14 Yea, we have reason to praise him forever, for he is the Most High God, and has loosed our brethren from the chains of hell.

The issues Kipling addresses in this and other poems are as pressing today as they were when he wrote them. America and England are still fighting in pretty much the same parts of the world for pretty much the same reasons. Today, more than ever, we need to hear words, "Lord God of Hosts, be with us yet, Lest we forget - lest we forget!"


  1. I really like the majesty this poem has. It fits in a genre with the Battle Hymn and God Speed the Right. But it's hard to defend Kipling from charges of racism-- "lesser breeds" (from this poem) simply means he believes one race of human is superior to another. (I don't see any other possible interpretation. ) I find myself continually surprised by this as I read history and literature-- that someone can be brilliantly insightful in many areas, and yet believe something almost universally accepted as morally wrong today. To some extent this makes me want to hold my own moral judgements in check; but about something like slavery I can't just say, "well, to each his own."


  2. I dunno, when I read it, I notice that he says, "without the law" immediately after "lesser breeds." To me, this implies that with the law (knowledge of God), they wouldn't be lesser anymore. It sounds to me like he's differentiating between them and the "Gentiles" who in this context must be people who have heard the general ideas of the gospel but ignore or deny God's hand in events, boasting in their own strength (whereas the lesser breeds are those "heathens" who haven't even heard of the concepts, and so can't even pay them lip-service) .

    I also believe that he often used racist terms in their common forms for ironic effect (again, see Gunga-Din). Here, I think he's saying something like, "Yeah, we call all those people we conquered 'lesser breeds' because they weren't fortunate enough to be raised Christian, but then we (who should know better) boast about how great we are, and we frankly need to be forgiven for the attitudes in our heathen hearts."

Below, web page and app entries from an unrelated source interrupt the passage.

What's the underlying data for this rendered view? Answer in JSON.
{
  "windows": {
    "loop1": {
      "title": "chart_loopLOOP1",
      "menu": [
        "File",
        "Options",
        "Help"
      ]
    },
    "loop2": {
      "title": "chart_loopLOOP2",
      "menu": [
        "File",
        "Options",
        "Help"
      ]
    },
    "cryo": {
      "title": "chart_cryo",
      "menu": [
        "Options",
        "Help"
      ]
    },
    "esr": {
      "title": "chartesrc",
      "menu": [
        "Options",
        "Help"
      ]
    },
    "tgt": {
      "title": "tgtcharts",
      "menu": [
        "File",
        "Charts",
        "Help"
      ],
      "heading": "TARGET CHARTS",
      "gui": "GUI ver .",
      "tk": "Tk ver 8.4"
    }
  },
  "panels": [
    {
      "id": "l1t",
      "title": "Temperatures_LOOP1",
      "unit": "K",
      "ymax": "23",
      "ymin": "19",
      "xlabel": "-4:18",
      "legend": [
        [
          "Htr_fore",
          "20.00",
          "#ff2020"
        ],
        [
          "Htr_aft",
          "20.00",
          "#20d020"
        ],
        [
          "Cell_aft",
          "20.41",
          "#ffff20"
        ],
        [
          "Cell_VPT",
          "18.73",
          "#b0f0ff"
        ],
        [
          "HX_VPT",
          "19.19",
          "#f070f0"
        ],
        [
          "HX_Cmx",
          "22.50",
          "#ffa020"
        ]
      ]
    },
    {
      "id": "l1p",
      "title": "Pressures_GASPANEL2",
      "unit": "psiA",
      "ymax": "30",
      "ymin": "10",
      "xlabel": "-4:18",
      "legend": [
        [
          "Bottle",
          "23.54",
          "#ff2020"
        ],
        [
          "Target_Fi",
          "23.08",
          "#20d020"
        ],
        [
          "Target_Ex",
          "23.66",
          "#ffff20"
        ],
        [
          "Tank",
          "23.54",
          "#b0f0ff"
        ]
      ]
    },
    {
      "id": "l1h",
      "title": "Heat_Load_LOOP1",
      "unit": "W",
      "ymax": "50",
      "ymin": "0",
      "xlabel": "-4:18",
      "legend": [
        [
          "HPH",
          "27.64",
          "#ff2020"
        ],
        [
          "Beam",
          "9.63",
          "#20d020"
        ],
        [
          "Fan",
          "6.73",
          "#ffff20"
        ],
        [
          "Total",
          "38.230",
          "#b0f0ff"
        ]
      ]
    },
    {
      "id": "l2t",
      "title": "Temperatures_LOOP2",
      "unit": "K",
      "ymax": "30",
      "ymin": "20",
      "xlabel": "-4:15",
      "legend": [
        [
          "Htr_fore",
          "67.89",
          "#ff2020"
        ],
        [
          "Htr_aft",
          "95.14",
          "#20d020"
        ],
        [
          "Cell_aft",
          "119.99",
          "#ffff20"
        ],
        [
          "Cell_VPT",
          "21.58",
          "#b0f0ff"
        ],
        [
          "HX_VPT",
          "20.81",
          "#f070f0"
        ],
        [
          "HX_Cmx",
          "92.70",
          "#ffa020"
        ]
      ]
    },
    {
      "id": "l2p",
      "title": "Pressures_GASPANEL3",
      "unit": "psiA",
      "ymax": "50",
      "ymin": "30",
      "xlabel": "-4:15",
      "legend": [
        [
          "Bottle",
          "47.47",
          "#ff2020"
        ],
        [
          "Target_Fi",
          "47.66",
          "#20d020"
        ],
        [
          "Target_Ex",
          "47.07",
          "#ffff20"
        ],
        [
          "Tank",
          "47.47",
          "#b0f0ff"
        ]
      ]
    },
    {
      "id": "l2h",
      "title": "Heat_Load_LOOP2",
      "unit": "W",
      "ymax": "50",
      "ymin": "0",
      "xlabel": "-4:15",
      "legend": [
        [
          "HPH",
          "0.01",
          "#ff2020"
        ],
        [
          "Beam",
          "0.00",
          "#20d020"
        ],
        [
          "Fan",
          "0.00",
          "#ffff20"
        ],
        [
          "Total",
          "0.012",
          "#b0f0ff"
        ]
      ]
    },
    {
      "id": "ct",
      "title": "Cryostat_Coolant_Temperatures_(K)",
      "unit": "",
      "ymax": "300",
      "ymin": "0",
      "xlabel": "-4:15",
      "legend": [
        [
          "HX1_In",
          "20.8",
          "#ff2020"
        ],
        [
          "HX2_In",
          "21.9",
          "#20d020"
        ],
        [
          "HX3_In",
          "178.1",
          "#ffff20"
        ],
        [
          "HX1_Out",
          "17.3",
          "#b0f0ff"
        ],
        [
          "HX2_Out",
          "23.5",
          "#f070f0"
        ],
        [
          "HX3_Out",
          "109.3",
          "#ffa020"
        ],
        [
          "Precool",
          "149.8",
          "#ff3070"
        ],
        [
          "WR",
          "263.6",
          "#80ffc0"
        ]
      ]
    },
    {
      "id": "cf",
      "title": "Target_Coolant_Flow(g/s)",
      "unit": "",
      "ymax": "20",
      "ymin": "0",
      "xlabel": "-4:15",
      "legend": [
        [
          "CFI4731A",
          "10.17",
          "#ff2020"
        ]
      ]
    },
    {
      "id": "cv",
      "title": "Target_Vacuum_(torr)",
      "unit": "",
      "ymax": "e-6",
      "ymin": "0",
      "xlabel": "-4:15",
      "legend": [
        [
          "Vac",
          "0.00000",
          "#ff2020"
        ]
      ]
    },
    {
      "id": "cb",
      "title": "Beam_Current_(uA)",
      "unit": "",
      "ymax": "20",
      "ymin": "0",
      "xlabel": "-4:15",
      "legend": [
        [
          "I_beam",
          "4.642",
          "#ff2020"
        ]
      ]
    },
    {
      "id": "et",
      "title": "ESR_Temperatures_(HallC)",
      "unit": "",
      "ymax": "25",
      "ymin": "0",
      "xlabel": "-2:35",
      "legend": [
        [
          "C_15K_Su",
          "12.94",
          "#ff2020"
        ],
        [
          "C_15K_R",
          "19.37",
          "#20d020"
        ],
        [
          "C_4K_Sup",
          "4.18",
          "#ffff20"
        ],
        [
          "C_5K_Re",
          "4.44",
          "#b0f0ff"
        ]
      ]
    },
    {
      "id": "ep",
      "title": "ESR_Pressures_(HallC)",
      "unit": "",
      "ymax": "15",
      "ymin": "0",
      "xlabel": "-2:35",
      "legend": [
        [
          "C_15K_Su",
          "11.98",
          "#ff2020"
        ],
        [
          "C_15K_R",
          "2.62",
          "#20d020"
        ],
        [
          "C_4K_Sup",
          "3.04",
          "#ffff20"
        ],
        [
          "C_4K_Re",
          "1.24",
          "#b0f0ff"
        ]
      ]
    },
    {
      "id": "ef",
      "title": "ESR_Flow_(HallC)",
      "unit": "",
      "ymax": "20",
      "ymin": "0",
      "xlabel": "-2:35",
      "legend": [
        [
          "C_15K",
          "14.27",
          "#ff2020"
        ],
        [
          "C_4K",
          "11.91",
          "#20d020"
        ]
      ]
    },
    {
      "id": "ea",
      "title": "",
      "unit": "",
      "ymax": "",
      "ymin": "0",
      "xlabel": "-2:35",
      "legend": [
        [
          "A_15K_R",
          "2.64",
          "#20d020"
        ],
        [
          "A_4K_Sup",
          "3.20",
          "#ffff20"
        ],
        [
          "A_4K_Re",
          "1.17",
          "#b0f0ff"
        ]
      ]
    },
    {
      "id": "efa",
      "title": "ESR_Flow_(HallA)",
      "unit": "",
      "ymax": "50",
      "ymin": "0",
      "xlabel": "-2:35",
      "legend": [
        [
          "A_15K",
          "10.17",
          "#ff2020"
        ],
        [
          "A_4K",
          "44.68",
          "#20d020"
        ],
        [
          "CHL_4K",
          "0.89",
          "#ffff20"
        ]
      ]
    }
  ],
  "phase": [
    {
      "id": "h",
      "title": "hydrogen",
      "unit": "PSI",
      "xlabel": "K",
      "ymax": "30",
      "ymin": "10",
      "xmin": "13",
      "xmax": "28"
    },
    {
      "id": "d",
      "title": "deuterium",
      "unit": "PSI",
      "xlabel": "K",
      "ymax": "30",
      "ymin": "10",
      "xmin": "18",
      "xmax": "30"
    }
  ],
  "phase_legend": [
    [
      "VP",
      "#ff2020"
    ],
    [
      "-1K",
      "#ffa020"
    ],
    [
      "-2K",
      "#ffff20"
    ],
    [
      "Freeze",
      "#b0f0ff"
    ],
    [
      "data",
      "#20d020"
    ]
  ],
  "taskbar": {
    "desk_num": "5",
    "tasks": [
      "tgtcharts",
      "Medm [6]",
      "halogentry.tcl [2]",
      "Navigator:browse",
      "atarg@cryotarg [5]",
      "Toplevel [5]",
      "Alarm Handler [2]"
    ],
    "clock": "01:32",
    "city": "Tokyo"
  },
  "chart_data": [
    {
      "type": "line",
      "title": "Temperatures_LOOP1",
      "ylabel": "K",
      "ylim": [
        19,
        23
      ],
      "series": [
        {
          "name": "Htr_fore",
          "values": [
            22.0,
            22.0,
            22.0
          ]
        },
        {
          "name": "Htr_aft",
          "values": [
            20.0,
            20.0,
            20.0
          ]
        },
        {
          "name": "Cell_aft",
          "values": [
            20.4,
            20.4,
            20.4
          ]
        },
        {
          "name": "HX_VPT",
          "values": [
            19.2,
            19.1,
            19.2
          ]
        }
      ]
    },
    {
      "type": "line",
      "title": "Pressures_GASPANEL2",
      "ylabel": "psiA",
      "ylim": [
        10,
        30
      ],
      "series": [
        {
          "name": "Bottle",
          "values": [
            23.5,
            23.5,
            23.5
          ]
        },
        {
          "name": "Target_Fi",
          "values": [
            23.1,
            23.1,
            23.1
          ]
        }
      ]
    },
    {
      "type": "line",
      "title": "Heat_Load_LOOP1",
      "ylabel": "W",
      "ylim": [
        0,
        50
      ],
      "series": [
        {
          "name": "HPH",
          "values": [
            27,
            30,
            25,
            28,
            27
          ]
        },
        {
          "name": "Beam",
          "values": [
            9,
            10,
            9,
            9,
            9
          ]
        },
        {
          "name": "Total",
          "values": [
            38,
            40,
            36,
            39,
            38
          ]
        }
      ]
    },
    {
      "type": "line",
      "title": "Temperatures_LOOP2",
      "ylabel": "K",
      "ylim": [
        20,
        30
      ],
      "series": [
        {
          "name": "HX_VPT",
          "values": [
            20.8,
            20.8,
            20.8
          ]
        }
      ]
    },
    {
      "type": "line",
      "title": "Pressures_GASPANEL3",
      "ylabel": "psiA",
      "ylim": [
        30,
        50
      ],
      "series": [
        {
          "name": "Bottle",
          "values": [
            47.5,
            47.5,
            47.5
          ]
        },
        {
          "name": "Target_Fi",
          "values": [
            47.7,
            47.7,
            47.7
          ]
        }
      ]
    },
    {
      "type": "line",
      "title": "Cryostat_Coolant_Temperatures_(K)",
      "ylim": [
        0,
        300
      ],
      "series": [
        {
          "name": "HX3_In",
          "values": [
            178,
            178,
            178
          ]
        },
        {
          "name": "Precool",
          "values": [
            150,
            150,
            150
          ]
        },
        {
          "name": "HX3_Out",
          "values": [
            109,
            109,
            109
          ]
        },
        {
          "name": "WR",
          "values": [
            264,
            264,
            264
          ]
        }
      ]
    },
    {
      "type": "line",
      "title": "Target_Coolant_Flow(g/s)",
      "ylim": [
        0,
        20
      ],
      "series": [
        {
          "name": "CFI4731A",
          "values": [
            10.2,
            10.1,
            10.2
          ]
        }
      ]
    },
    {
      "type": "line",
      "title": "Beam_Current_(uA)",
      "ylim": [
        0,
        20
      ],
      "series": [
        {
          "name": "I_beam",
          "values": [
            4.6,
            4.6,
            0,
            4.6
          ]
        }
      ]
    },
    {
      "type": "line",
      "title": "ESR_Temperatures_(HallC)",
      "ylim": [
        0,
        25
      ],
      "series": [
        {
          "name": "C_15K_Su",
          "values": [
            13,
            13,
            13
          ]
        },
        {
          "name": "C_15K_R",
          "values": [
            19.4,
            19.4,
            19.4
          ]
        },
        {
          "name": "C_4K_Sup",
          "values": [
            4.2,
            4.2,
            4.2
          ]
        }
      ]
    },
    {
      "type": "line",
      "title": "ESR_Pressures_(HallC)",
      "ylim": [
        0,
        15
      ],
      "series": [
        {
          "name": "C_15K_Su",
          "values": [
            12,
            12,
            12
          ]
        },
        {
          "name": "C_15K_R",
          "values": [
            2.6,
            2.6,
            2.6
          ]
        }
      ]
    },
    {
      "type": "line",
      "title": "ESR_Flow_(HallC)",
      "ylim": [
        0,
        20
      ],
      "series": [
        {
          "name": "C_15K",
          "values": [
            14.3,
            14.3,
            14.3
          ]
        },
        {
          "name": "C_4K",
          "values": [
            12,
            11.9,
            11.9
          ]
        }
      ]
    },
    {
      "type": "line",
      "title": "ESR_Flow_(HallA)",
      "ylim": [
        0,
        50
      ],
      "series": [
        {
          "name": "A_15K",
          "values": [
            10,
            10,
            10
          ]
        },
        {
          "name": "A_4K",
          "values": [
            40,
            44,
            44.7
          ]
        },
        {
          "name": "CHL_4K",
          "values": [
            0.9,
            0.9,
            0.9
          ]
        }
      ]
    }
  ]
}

    I will readily agree that he was far from politically correct in many (if not most) of his works that mention other races. I'll even agree that he thought that certain groups of men were more likely to be worthwhile than others (he liked the common soldiers better than the aristocratic officers for example), but I personally can't believe that he honestly thought one race of men superior to another.

  3. I find the same concerns in reading Church history and journals. PPPratt can be very romantic in one sentence and a real chauvinist in the next : yet we know he absolutely adored Thankful, "the beloved wife of his youth." I would imagine that almost all the famous people we admire in history had some jingoist, racist, or imperialistic ideas or attitudes: maybe one thing we love about them is that they are on a path to revealed truth ahead of others of their day. Let us hope the same could be said about us.

  4. That's something Lesli mentioned to me. It's less important what we
    can say about people from the past than trying to figure out what
    things are taken for granted today that will be seen as appalling in
    the future. (What?! People were dying of malaria while you were still alive? Why didn't you do something about it? Okay, they were far away, but you knew about it didn't you? This was after the invention of the telephone, right?)

  5. Well... if I can believe it (that he was being ironic) about anyone from that century, I could believe it about Kipling. He was so far ahead of his time. His science fiction is written from the point of view of characters within a future world who take that world for granted, without chunks of exposition for the reader. It would be at least a generation before anyone else tried doing that in SF, and not as skillfully.
    So, in your opinion, is "White Man's Burden" also saying the opposite of what it means?